It is a quick scene, most likely something that may not stick with the average viewer, but as a bereaved parent, it struck me to my core.
I am those parents.
I know the ache in their heart for the child that they lost.
Just like these fictional parents in “Tangled,” I also celebrate my son’s birthday with a yearly tradition.
Here was her father, 18 years later, still devastated over the loss of his daughter, still shedding tears for his little girl.
Here I am, over three years later, still devasted over the loss of Asher, shedding tears (regularly) for my little boy.
This scene perfectly encapsulates the pain of a grieving parent.
It shows that the passing of time doesn’t take away the sting of losing a child.
It demonstrates one of the ways bereaved parents continue to honor their children by creating traditions to do each year on their birthdays.
I don’t think I’ve seen the movie in its entirety in the three years since losing Asher.

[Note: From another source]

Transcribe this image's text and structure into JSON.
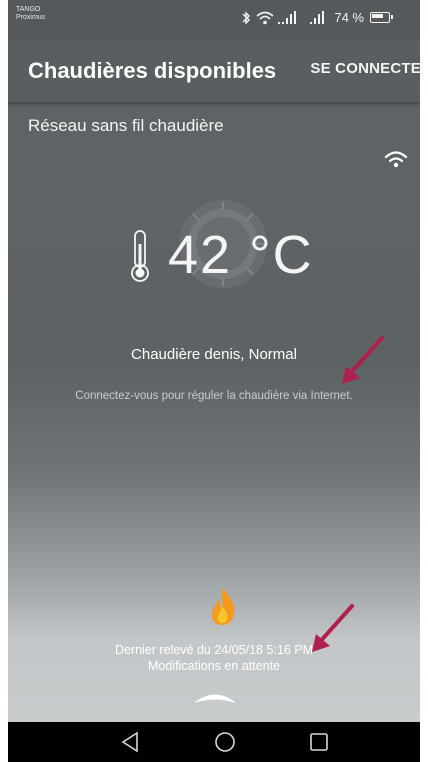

Seeing it again as a bereaved parent, and seeing how beautifully the pain I carry with me daily is conveyed, made me love the movie even more.
Amy Lied is a wife and a mother to her son, Asher, who was inexplicably born still on February 19th, 2017 and twin daughters. Before losing Asher, she suffered a miscarriage and struggled with unexplained infertility. She has documented her journey from the beginning of her infertility struggles on her blog, Doggie Bags Not Diaper Bags. She is also a co-founder of The Lucky Anchor Project , an online resource for loss families that houses an Etsy store whose profits are donated to loss family non-profit organizations. She hopes to help others by sharing her journey as she continues to navigate the bumpy road that is life after loss.